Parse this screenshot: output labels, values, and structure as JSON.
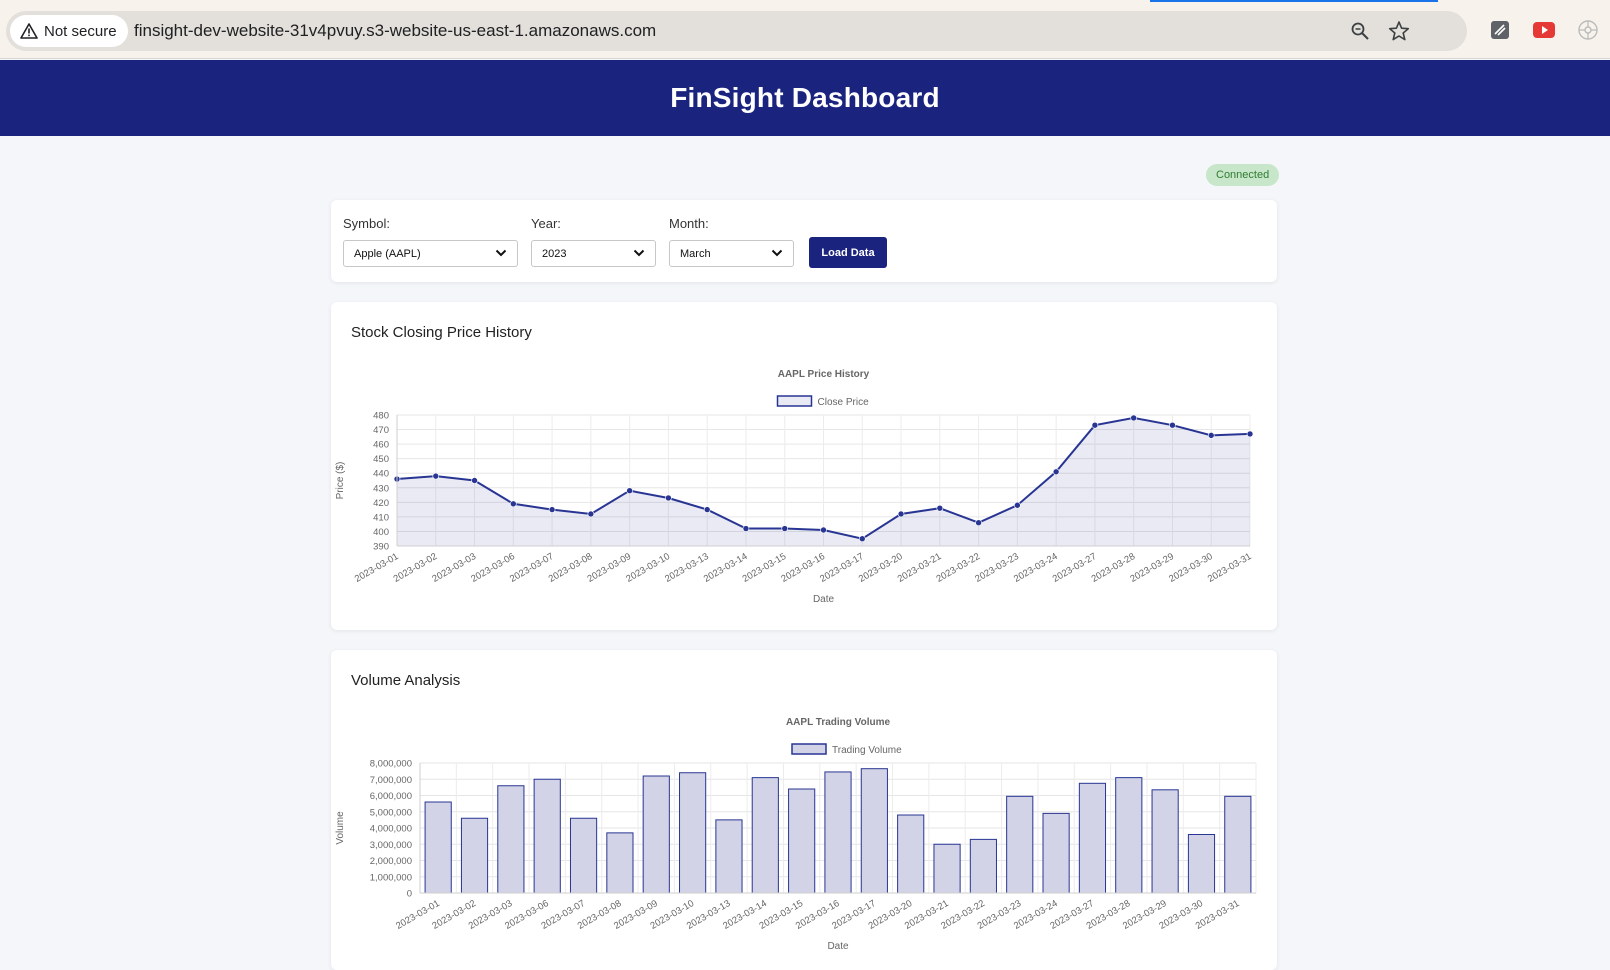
{
  "browser": {
    "security_label": "Not secure",
    "url": "finsight-dev-website-31v4pvuy.s3-website-us-east-1.amazonaws.com",
    "icons": [
      "warning-icon",
      "zoom-icon",
      "bookmark-star-icon",
      "extension-icon",
      "youtube-extension-icon",
      "extensions-icon"
    ]
  },
  "header": {
    "title": "FinSight Dashboard"
  },
  "status": {
    "label": "Connected",
    "color": "#2e7d32"
  },
  "controls": {
    "symbol_label": "Symbol:",
    "symbol_value": "Apple (AAPL)",
    "year_label": "Year:",
    "year_value": "2023",
    "month_label": "Month:",
    "month_value": "March",
    "load_button": "Load Data"
  },
  "price_section": {
    "heading": "Stock Closing Price History"
  },
  "volume_section": {
    "heading": "Volume Analysis"
  },
  "colors": {
    "brand": "#1a237e",
    "series": "#283593",
    "fill": "rgba(40,53,147,0.10)",
    "bar_fill": "#d2d3e6"
  },
  "chart_data": [
    {
      "type": "line",
      "title": "AAPL Price History",
      "legend": [
        "Close Price"
      ],
      "legend_position": "top",
      "xlabel": "Date",
      "ylabel": "Price ($)",
      "ylim": [
        390,
        480
      ],
      "yticks": [
        390,
        400,
        410,
        420,
        430,
        440,
        450,
        460,
        470,
        480
      ],
      "grid": true,
      "categories": [
        "2023-03-01",
        "2023-03-02",
        "2023-03-03",
        "2023-03-06",
        "2023-03-07",
        "2023-03-08",
        "2023-03-09",
        "2023-03-10",
        "2023-03-13",
        "2023-03-14",
        "2023-03-15",
        "2023-03-16",
        "2023-03-17",
        "2023-03-20",
        "2023-03-21",
        "2023-03-22",
        "2023-03-23",
        "2023-03-24",
        "2023-03-27",
        "2023-03-28",
        "2023-03-29",
        "2023-03-30",
        "2023-03-31"
      ],
      "series": [
        {
          "name": "Close Price",
          "values": [
            436,
            438,
            435,
            419,
            415,
            412,
            428,
            423,
            415,
            402,
            402,
            401,
            395,
            412,
            416,
            406,
            418,
            441,
            473,
            478,
            473,
            466,
            467
          ]
        }
      ]
    },
    {
      "type": "bar",
      "title": "AAPL Trading Volume",
      "legend": [
        "Trading Volume"
      ],
      "legend_position": "top",
      "xlabel": "Date",
      "ylabel": "Volume",
      "ylim": [
        0,
        8000000
      ],
      "yticks": [
        "0",
        "1,000,000",
        "2,000,000",
        "3,000,000",
        "4,000,000",
        "5,000,000",
        "6,000,000",
        "7,000,000",
        "8,000,000"
      ],
      "grid": true,
      "categories": [
        "2023-03-01",
        "2023-03-02",
        "2023-03-03",
        "2023-03-06",
        "2023-03-07",
        "2023-03-08",
        "2023-03-09",
        "2023-03-10",
        "2023-03-13",
        "2023-03-14",
        "2023-03-15",
        "2023-03-16",
        "2023-03-17",
        "2023-03-20",
        "2023-03-21",
        "2023-03-22",
        "2023-03-23",
        "2023-03-24",
        "2023-03-27",
        "2023-03-28",
        "2023-03-29",
        "2023-03-30",
        "2023-03-31"
      ],
      "series": [
        {
          "name": "Trading Volume",
          "values": [
            5600000,
            4600000,
            6600000,
            7000000,
            4600000,
            3700000,
            7200000,
            7400000,
            4500000,
            7100000,
            6400000,
            7450000,
            7650000,
            4800000,
            3000000,
            3300000,
            5950000,
            4900000,
            6750000,
            7100000,
            6350000,
            3600000,
            5950000
          ]
        }
      ]
    }
  ]
}
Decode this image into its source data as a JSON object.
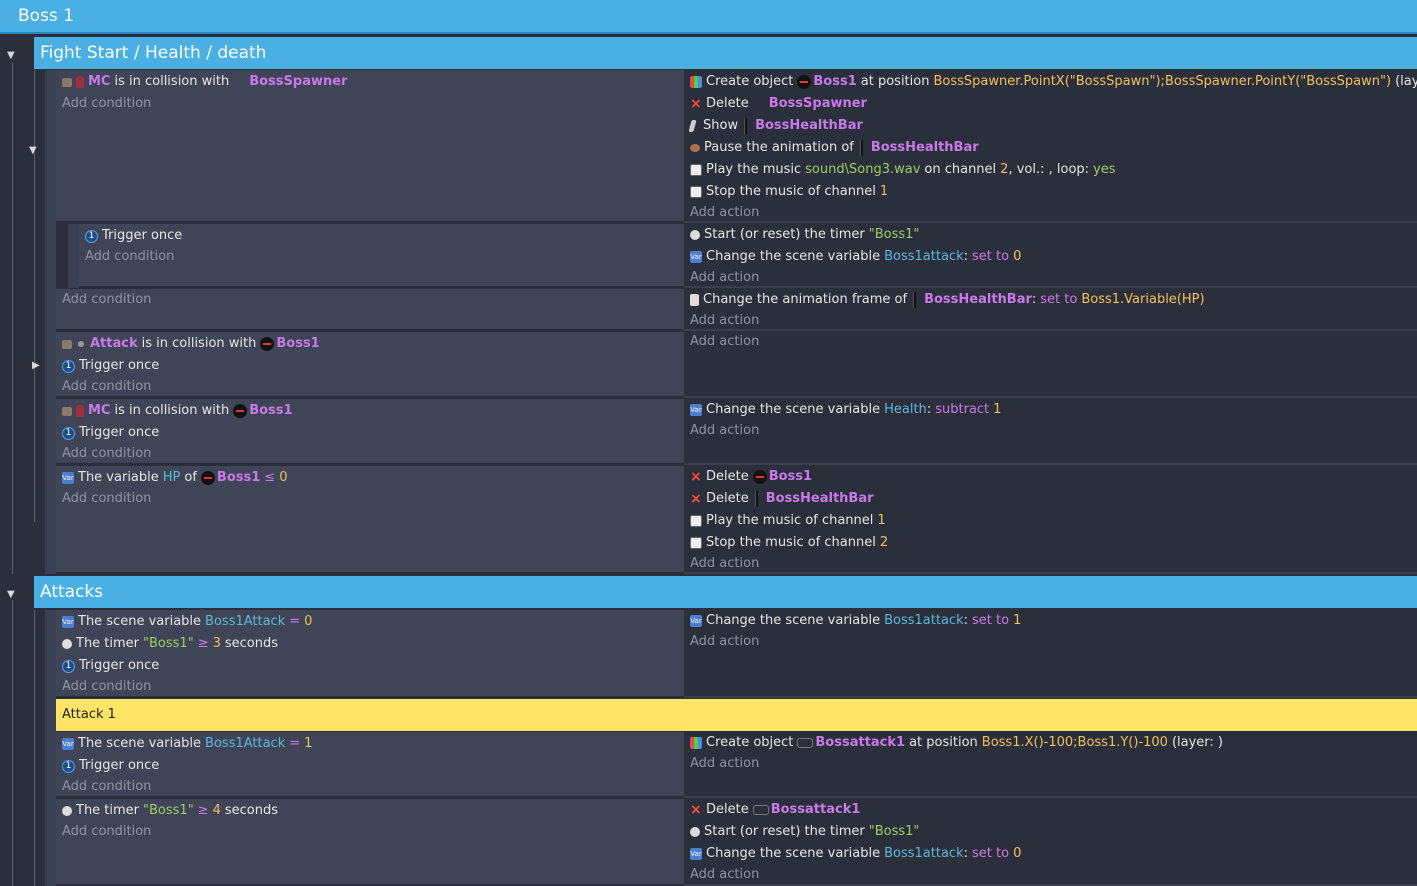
{
  "groups": {
    "top": "Boss 1",
    "fight": "Fight Start / Health / death",
    "attacks": "Attacks"
  },
  "comment": "Attack 1",
  "labels": {
    "add_condition": "Add condition",
    "add_action": "Add action"
  },
  "events": {
    "e1": {
      "cond": [
        "MC",
        "is in collision with",
        "BossSpawner"
      ],
      "a1": [
        "Create object",
        "Boss1",
        "at position",
        "BossSpawner.PointX(\"BossSpawn\");BossSpawner.PointY(\"BossSpawn\")",
        "(layer: )"
      ],
      "a2": [
        "Delete",
        "BossSpawner"
      ],
      "a3": [
        "Show",
        "BossHealthBar"
      ],
      "a4": [
        "Pause the animation of",
        "BossHealthBar"
      ],
      "a5": [
        "Play the music",
        "sound\\Song3.wav",
        "on channel",
        "2",
        ", vol.: , loop:",
        "yes"
      ],
      "a6": [
        "Stop the music of channel",
        "1"
      ]
    },
    "e1s": {
      "cond": "Trigger once",
      "a1": [
        "Start (or reset) the timer",
        "\"Boss1\""
      ],
      "a2": [
        "Change the scene variable",
        "Boss1attack",
        ":",
        "set to",
        "0"
      ]
    },
    "e2": {
      "a1": [
        "Change the animation frame of",
        "BossHealthBar",
        ":",
        "set to",
        "Boss1.Variable(HP)"
      ]
    },
    "e3": {
      "c1": [
        "Attack",
        "is in collision with",
        "Boss1"
      ],
      "c2": "Trigger once"
    },
    "e4": {
      "c1": [
        "MC",
        "is in collision with",
        "Boss1"
      ],
      "c2": "Trigger once",
      "a1": [
        "Change the scene variable",
        "Health",
        ":",
        "subtract",
        "1"
      ]
    },
    "e5": {
      "c1": [
        "The variable",
        "HP",
        "of",
        "Boss1",
        "≤",
        "0"
      ],
      "a1": [
        "Delete",
        "Boss1"
      ],
      "a2": [
        "Delete",
        "BossHealthBar"
      ],
      "a3": [
        "Play the music of channel",
        "1"
      ],
      "a4": [
        "Stop the music of channel",
        "2"
      ]
    },
    "e6": {
      "c1": [
        "The scene variable",
        "Boss1Attack",
        "=",
        "0"
      ],
      "c2": [
        "The timer",
        "\"Boss1\"",
        "≥",
        "3",
        "seconds"
      ],
      "c3": "Trigger once",
      "a1": [
        "Change the scene variable",
        "Boss1attack",
        ":",
        "set to",
        "1"
      ]
    },
    "e7": {
      "c1": [
        "The scene variable",
        "Boss1Attack",
        "=",
        "1"
      ],
      "c2": "Trigger once",
      "a1": [
        "Create object",
        "Bossattack1",
        "at position",
        "Boss1.X()-100;Boss1.Y()-100",
        "(layer: )"
      ]
    },
    "e8": {
      "c1": [
        "The timer",
        "\"Boss1\"",
        "≥",
        "4",
        "seconds"
      ],
      "a1": [
        "Delete",
        "Bossattack1"
      ],
      "a2": [
        "Start (or reset) the timer",
        "\"Boss1\""
      ],
      "a3": [
        "Change the scene variable",
        "Boss1attack",
        ":",
        "set to",
        "0"
      ]
    }
  }
}
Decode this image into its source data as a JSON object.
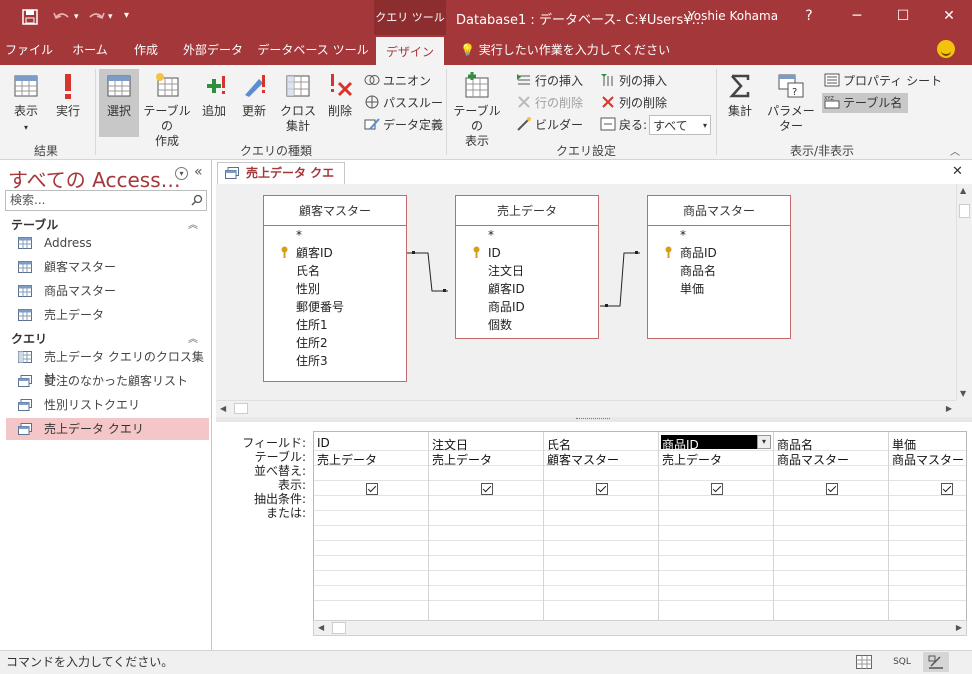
{
  "titlebar": {
    "context_tools": "クエリ ツール",
    "title": "Database1 : データベース- C:¥Users¥…",
    "user": "Yoshie Kohama",
    "help": "?"
  },
  "tabs": [
    {
      "label": "ファイル"
    },
    {
      "label": "ホーム"
    },
    {
      "label": "作成"
    },
    {
      "label": "外部データ"
    },
    {
      "label": "データベース ツール"
    },
    {
      "label": "デザイン"
    }
  ],
  "tell_me": "実行したい作業を入力してください",
  "ribbon": {
    "view": "表示",
    "run": "実行",
    "select": "選択",
    "make_table_1": "テーブルの",
    "make_table_2": "作成",
    "append": "追加",
    "update": "更新",
    "crosstab_1": "クロス",
    "crosstab_2": "集計",
    "delete": "削除",
    "union": "ユニオン",
    "passthrough": "パススルー",
    "data_def": "データ定義",
    "show_table_1": "テーブルの",
    "show_table_2": "表示",
    "insert_rows": "行の挿入",
    "delete_rows": "行の削除",
    "builder": "ビルダー",
    "insert_cols": "列の挿入",
    "delete_cols": "列の削除",
    "return_label": "戻る:",
    "return_value": "すべて",
    "totals": "集計",
    "parameters": "パラメーター",
    "property_sheet": "プロパティ シート",
    "table_names": "テーブル名",
    "group_results": "結果",
    "group_query_type": "クエリの種類",
    "group_query_setup": "クエリ設定",
    "group_show_hide": "表示/非表示"
  },
  "nav": {
    "title": "すべての Access…",
    "search_placeholder": "検索...",
    "section_tables": "テーブル",
    "tables": [
      "Address",
      "顧客マスター",
      "商品マスター",
      "売上データ"
    ],
    "section_queries": "クエリ",
    "queries": [
      "売上データ クエリのクロス集計",
      "受注のなかった顧客リスト",
      "性別リストクエリ",
      "売上データ クエリ"
    ]
  },
  "doc_tab": "売上データ クエリ",
  "tables": [
    {
      "name": "顧客マスター",
      "fields": [
        "*",
        "顧客ID",
        "氏名",
        "性別",
        "郵便番号",
        "住所1",
        "住所2",
        "住所3"
      ]
    },
    {
      "name": "売上データ",
      "fields": [
        "*",
        "ID",
        "注文日",
        "顧客ID",
        "商品ID",
        "個数"
      ]
    },
    {
      "name": "商品マスター",
      "fields": [
        "*",
        "商品ID",
        "商品名",
        "単価"
      ]
    }
  ],
  "grid": {
    "row_labels": [
      "フィールド:",
      "テーブル:",
      "並べ替え:",
      "表示:",
      "抽出条件:",
      "または:"
    ],
    "columns": [
      {
        "field": "ID",
        "table": "売上データ"
      },
      {
        "field": "注文日",
        "table": "売上データ"
      },
      {
        "field": "氏名",
        "table": "顧客マスター"
      },
      {
        "field": "商品ID",
        "table": "売上データ"
      },
      {
        "field": "商品名",
        "table": "商品マスター"
      },
      {
        "field": "単価",
        "table": "商品マスター"
      }
    ]
  },
  "status": {
    "text": "コマンドを入力してください。",
    "sql": "SQL"
  },
  "colors": {
    "accent": "#a4373a",
    "selected_nav": "#f4c6c7",
    "ribbon_bg": "#f3f3f3"
  }
}
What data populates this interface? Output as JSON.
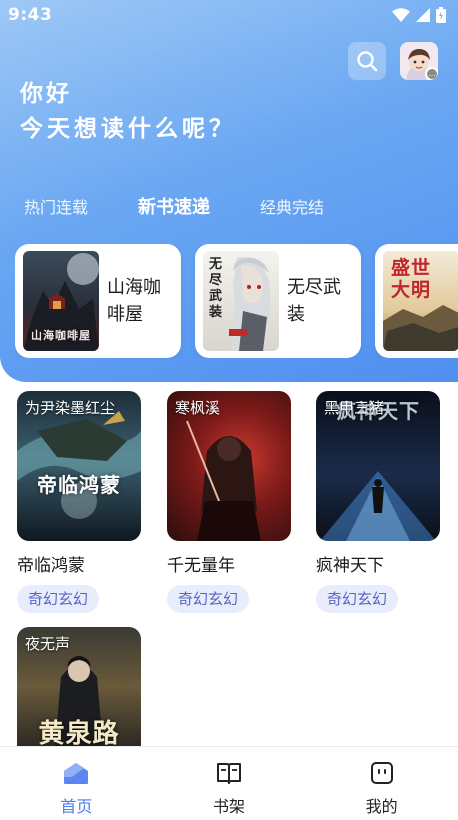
{
  "status_bar": {
    "time": "9:43"
  },
  "header": {
    "greeting_line1": "你好",
    "greeting_line2": "今天想读什么呢？",
    "icons": [
      "search-icon",
      "avatar"
    ]
  },
  "tabs": [
    {
      "label": "热门连载",
      "active": false
    },
    {
      "label": "新书速递",
      "active": true
    },
    {
      "label": "经典完结",
      "active": false
    }
  ],
  "carousel": [
    {
      "name": "山海咖啡屋",
      "cover_text": "山海咖啡屋"
    },
    {
      "name": "无尽武装",
      "cover_text": "无尽武装"
    },
    {
      "name": "",
      "cover_text": "盛世大明"
    }
  ],
  "books": [
    {
      "author": "为尹染墨红尘",
      "title": "帝临鸿蒙",
      "tag": "奇幻玄幻",
      "cover_text": "帝临鸿蒙"
    },
    {
      "author": "寒枫溪",
      "title": "千无量年",
      "tag": "奇幻玄幻",
      "cover_text": ""
    },
    {
      "author": "黑甲三猪",
      "title": "疯神天下",
      "tag": "奇幻玄幻",
      "cover_text": "疯神天下"
    },
    {
      "author": "夜无声",
      "title": "",
      "tag": "",
      "cover_text": "黄泉路"
    }
  ],
  "bottom_nav": [
    {
      "label": "首页",
      "icon": "home-icon",
      "active": true
    },
    {
      "label": "书架",
      "icon": "bookshelf-icon",
      "active": false
    },
    {
      "label": "我的",
      "icon": "profile-icon",
      "active": false
    }
  ],
  "colors": {
    "accent": "#4d7cf0",
    "hero_start": "#9ec8f6",
    "hero_end": "#4f8ff0",
    "tag_bg": "#e9edfb",
    "tag_text": "#5863c8"
  }
}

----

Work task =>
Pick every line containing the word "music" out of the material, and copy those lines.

Answer for the task =>
        "Play the music",
        "Stop the music of channel",
        "Play the music of channel",
        "Stop the music of channel",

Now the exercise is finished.